> **INSTRUCTIONS TO FOLLOW**:
Nothing may be added, dropped, or altered; restate the listing word for word.

> **DATA IN THIS EXERCISE**:
____

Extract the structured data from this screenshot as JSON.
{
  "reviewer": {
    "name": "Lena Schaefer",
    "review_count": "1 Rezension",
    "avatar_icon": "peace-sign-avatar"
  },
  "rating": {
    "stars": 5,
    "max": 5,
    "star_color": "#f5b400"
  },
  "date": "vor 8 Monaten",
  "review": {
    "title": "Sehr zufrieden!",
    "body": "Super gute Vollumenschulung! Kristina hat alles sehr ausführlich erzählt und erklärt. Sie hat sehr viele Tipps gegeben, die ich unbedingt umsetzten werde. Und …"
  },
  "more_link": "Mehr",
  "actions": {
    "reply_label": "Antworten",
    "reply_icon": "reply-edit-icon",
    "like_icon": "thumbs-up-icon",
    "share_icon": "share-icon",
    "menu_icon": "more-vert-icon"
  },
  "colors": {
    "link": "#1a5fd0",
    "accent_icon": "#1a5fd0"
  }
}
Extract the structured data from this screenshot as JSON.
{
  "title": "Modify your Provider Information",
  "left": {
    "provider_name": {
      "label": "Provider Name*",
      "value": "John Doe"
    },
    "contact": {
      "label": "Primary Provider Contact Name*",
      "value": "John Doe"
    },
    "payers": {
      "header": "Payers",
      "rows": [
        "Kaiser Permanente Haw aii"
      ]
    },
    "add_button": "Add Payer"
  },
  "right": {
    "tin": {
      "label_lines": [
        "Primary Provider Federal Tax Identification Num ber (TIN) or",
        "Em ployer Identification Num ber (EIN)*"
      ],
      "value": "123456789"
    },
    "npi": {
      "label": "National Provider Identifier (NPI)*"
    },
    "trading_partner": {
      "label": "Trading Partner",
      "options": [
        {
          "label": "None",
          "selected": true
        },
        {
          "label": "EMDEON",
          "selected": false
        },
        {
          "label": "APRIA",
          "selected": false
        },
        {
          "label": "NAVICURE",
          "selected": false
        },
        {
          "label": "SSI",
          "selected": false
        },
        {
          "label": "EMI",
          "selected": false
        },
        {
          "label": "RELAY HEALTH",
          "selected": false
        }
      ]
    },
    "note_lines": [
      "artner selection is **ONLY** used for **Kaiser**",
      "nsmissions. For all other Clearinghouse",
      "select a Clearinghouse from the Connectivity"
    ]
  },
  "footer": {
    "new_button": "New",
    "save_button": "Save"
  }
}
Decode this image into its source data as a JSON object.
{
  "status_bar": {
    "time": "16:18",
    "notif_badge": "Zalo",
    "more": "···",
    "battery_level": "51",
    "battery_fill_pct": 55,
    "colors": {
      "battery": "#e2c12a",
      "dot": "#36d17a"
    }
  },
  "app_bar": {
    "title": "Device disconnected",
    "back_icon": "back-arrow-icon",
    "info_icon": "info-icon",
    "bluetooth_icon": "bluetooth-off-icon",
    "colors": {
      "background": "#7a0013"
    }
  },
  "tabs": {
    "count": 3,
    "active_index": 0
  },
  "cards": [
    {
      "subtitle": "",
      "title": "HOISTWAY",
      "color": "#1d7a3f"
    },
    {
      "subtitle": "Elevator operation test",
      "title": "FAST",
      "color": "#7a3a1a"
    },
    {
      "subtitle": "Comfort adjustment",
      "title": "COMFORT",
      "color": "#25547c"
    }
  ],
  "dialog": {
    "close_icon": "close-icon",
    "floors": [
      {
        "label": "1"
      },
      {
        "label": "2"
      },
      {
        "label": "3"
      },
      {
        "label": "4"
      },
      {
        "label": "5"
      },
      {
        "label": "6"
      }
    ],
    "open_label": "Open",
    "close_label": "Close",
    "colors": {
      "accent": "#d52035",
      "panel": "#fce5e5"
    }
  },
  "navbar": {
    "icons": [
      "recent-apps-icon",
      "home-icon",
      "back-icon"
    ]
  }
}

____

> **RESPONSE TO THIS TASK**:
Extract the structured data from this screenshot as JSON.
{
  "reviewer": {
    "name": "Lena Schaefer",
    "review_count": "1 Rezension",
    "avatar_icon": "peace-sign-avatar"
  },
  "rating": {
    "stars": 5,
    "max": 5,
    "star_color": "#f5b400"
  },
  "date": "vor 8 Monaten",
  "review": {
    "title": "Sehr zufrieden!",
    "body": "Super gute Vollumenschulung! Kristina hat alles sehr ausführlich erzählt und erklärt. Sie hat sehr viele Tipps gegeben, die ich unbedingt umsetzten werde. Und …"
  },
  "more_link": "Mehr",
  "actions": {
    "reply_label": "Antworten",
    "reply_icon": "reply-edit-icon",
    "like_icon": "thumbs-up-icon",
    "share_icon": "share-icon",
    "menu_icon": "more-vert-icon"
  },
  "colors": {
    "link": "#1a5fd0",
    "accent_icon": "#1a5fd0"
  }
}
Extract the structured data from this screenshot as JSON.
{
  "title": "Modify your Provider Information",
  "left": {
    "provider_name": {
      "label": "Provider Name*",
      "value": "John Doe"
    },
    "contact": {
      "label": "Primary Provider Contact Name*",
      "value": "John Doe"
    },
    "payers": {
      "header": "Payers",
      "rows": [
        "Kaiser Permanente Haw aii"
      ]
    },
    "add_button": "Add Payer"
  },
  "right": {
    "tin": {
      "label_lines": [
        "Primary Provider Federal Tax Identification Num ber (TIN) or",
        "Em ployer Identification Num ber (EIN)*"
      ],
      "value": "123456789"
    },
    "npi": {
      "label": "National Provider Identifier (NPI)*"
    },
    "trading_partner": {
      "label": "Trading Partner",
      "options": [
        {
          "label": "None",
          "selected": true
        },
        {
          "label": "EMDEON",
          "selected": false
        },
        {
          "label": "APRIA",
          "selected": false
        },
        {
          "label": "NAVICURE",
          "selected": false
        },
        {
          "label": "SSI",
          "selected": false
        },
        {
          "label": "EMI",
          "selected": false
        },
        {
          "label": "RELAY HEALTH",
          "selected": false
        }
      ]
    },
    "note_lines": [
      "artner selection is **ONLY** used for **Kaiser**",
      "nsmissions. For all other Clearinghouse",
      "select a Clearinghouse from the Connectivity"
    ]
  },
  "footer": {
    "new_button": "New",
    "save_button": "Save"
  }
}
Decode this image into its source data as a JSON object.
{
  "status_bar": {
    "time": "16:18",
    "notif_badge": "Zalo",
    "more": "···",
    "battery_level": "51",
    "battery_fill_pct": 55,
    "colors": {
      "battery": "#e2c12a",
      "dot": "#36d17a"
    }
  },
  "app_bar": {
    "title": "Device disconnected",
    "back_icon": "back-arrow-icon",
    "info_icon": "info-icon",
    "bluetooth_icon": "bluetooth-off-icon",
    "colors": {
      "background": "#7a0013"
    }
  },
  "tabs": {
    "count": 3,
    "active_index": 0
  },
  "cards": [
    {
      "subtitle": "",
      "title": "HOISTWAY",
      "color": "#1d7a3f"
    },
    {
      "subtitle": "Elevator operation test",
      "title": "FAST",
      "color": "#7a3a1a"
    },
    {
      "subtitle": "Comfort adjustment",
      "title": "COMFORT",
      "color": "#25547c"
    }
  ],
  "dialog": {
    "close_icon": "close-icon",
    "floors": [
      {
        "label": "1"
      },
      {
        "label": "2"
      },
      {
        "label": "3"
      },
      {
        "label": "4"
      },
      {
        "label": "5"
      },
      {
        "label": "6"
      }
    ],
    "open_label": "Open",
    "close_label": "Close",
    "colors": {
      "accent": "#d52035",
      "panel": "#fce5e5"
    }
  },
  "navbar": {
    "icons": [
      "recent-apps-icon",
      "home-icon",
      "back-icon"
    ]
  }
}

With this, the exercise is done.